On 08th March, Dominica joined the rest of the world to recognize International Women’s Day. That day was set aside by the United Nations to commemorate the cultural, political, and socio-economic achievements of women.
This year the theme is extremely fitting for women in Dominica as it surrounds sustainability: ‘Gender Equality Today for A Sustainable Tomorrow’. This theme delves further into the issue by highlighting the contribution of women and girls around the world who participate in their communities promoting climate change adaptation, mitigation, and response in order to build a more sustainable future.
The effects of climate change and talk of sustainability are well known in Dominica, particularly when one calls to mind Tropical Storm Erika, Hurricane Maria, and other weather systems.
To this end, shelter managers play an integral role as Dominica deals with climate change adaptation, mitigation, and response. Severe weather events call for citizens to move to shelters for their safety.
Reah Brumant, one of the shelter managers for the Roseau Primary School in Bath Estate told The Sun that during Hurricane Maria, the school building did a good job withstanding the elements, but there were some frightening moments.
“It held up alright, although when the river burst it came over so we had some flooding on the downstairs, but after the river subsided it was alright,” she said.
Brumant applauds the government’s move to construct climate-smart and resilient regional shelters, expressing hope that her community, Bath Estate, can benefit from such a structure one day.
“We should build resilient centres for the people, and big enough so if anything were to happen you have enough space to accommodate people,” she said. “And if Bath Estate were to get one we will be alright.”
This shelter manager supports the view that resilient emergency shelters will help in the country’s sustainability efforts for the future.
“Strong emergency shelters would contribute to sustainability because it would be available in the event of any disaster, it does not have to be a hurricane, it could be a fire, and you would have a place to put people,” she said.
Farming is another sector that is heavily affected by climate change events and thus calls for adaptation, mitigation, and response in order to build sustainability.
Jennifer Pascal, a farmer in Marigot for ten years, who lost her farm after Hurricane Maria, had to engage in climate-smart methods of farming to ensure food security.

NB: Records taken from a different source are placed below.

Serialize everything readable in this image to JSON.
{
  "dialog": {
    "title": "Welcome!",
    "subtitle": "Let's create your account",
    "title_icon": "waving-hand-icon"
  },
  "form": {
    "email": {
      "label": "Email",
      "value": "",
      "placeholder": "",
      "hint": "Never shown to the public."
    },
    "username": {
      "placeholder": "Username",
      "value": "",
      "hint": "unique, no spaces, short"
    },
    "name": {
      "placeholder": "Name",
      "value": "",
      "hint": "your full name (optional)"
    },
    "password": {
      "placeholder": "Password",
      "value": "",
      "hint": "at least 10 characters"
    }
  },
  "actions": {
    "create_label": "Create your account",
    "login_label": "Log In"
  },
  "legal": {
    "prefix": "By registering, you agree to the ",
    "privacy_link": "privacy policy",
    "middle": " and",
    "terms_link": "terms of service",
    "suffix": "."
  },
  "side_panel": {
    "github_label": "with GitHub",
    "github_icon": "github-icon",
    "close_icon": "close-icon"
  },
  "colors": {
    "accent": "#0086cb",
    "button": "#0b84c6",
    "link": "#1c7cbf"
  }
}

“The norm is no longer happening, when you expect rain you don’t get when you don’t expect you get. And the same applies to the sunlight,” Pascal said.
Pascal said one way to adapt to the change is to use different crops on the farm or alternate the area where they would be planted. Another recommendation is adding shade barriers that may not normally be done. She admits to having engaged in these practices to survive the changing times.
In her opinion, a farm that responds to climate change events should adopt a number of different and somewhat new practices.
“We just have to use what is there, like rainwater harvesting, so when there is plenty rain we have to find ways to harvest the water, store it, so when we get to the dry period we will have water,” Pascal said.
She also pointed to the use of technologies and practices like hydroponics, which may be the next adaptation for the use of water to grow crops.
Pascal believes sustainable farming is key because of climatic events and suggests learning from and incorporating practices used in other countries.
“We have to do what we have to do, and learning from other persons other countries what they are doing what we can use from what they doing that is another way we can also do some adaptation,” she said.
This long-time farmer is also suggesting the Ministry of Agriculture can give farmers more advice on how to minimize the effects of climate change.
-By Andrea Louis